A: If they are on unpaid leave, they could be considered unemployed if they are out long enough to satisfy the test for either partial or total unemployment (for those definitions, see our book Especially for Texas Employers.
Q: Does an employee get unemployment benefits even if they are too sick to work?
A: Any claimant who is able to file a claim for UI benefits must meet the eligibility requirements in order to actually draw benefits. Most notably, the claimant must be medically able to work. The usual eligibility requirement to search for work has been waived by TWC for the immediate future as part of the pandemic relief effort.
Q: Is there any way an employer can avoid the cost of unemployment benefits?

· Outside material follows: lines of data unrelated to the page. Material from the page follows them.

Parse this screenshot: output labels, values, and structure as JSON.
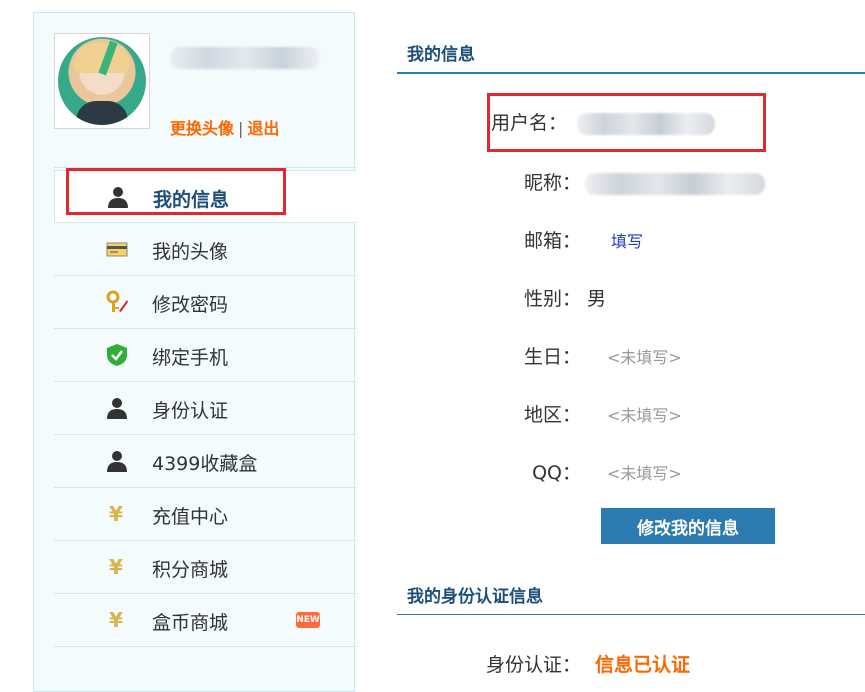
{
  "profile": {
    "change_avatar": "更换头像",
    "separator": "|",
    "logout": "退出"
  },
  "menu": [
    {
      "label": "我的信息",
      "icon": "user-icon",
      "active": true
    },
    {
      "label": "我的头像",
      "icon": "id-card-icon"
    },
    {
      "label": "修改密码",
      "icon": "key-pen-icon"
    },
    {
      "label": "绑定手机",
      "icon": "shield-check-icon"
    },
    {
      "label": "身份认证",
      "icon": "user-icon"
    },
    {
      "label": "4399收藏盒",
      "icon": "user-icon"
    },
    {
      "label": "充值中心",
      "icon": "yen-icon"
    },
    {
      "label": "积分商城",
      "icon": "yen-icon"
    },
    {
      "label": "盒币商城",
      "icon": "yen-icon",
      "badge": "NEW"
    }
  ],
  "info": {
    "title": "我的信息",
    "username_label": "用户名：",
    "nickname_label": "昵称：",
    "email_label": "邮箱：",
    "email_action": "填写",
    "gender_label": "性别：",
    "gender_value": "男",
    "birthday_label": "生日：",
    "birthday_value": "<未填写>",
    "region_label": "地区：",
    "region_value": "<未填写>",
    "qq_label": "QQ：",
    "qq_value": "<未填写>",
    "edit_button": "修改我的信息"
  },
  "identity": {
    "title": "我的身份认证信息",
    "label": "身份认证：",
    "status": "信息已认证"
  },
  "colors": {
    "accent_blue": "#2c7bb0",
    "title_blue": "#1d4f7a",
    "orange": "#ff6600",
    "highlight_red": "#e0282e"
  }
}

A: An employer may be eligible for protection from chargebacks from UI benefits if the evidence shows that the work separation was for medical reasons. However, if the reason for the work separation was merely a cautionary period of time off to minimize potential exposure of others to someone who might be infected, but might not be, chargeback protection would most likely not be extended to the employer. To minimize the chance of unemployment claims being filed, the employer can encourage employees to work from home if the job is such that remote work is possible. Proper recording of work time is necessary, and the employer would need to work with the employees to set up a timekeeping system that functions well and takes all time worked into account.
Q: What other information is on the TWC website about workplace illness issues?
A: The following topics in our book Texas Guidebook for Employers may be useful:
Leiza Dolghih is a labor and employment board certified partner at Lewis Brisbois Bisgaard & Smith LLP in Dallas, Texas and a Co-Chair of the firm’s Trade Secrets and Non-Compete Disputes national practice. Her practice includes commercial, intellectual property and employment litigation. You can contact her directly at Leiza.Dolghih@LewisBrisbois.com or (214) 722-7108.